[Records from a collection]
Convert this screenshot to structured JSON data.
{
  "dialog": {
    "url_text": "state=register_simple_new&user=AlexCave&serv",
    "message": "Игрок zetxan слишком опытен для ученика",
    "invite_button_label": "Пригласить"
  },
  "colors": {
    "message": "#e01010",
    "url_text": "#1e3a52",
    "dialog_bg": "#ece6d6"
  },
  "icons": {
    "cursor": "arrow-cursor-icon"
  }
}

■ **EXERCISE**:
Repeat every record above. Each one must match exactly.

■ **OUTPUT OF THE TASK**:
Convert this screenshot to structured JSON data.
{
  "dialog": {
    "url_text": "state=register_simple_new&user=AlexCave&serv",
    "message": "Игрок zetxan слишком опытен для ученика",
    "invite_button_label": "Пригласить"
  },
  "colors": {
    "message": "#e01010",
    "url_text": "#1e3a52",
    "dialog_bg": "#ece6d6"
  },
  "icons": {
    "cursor": "arrow-cursor-icon"
  }
}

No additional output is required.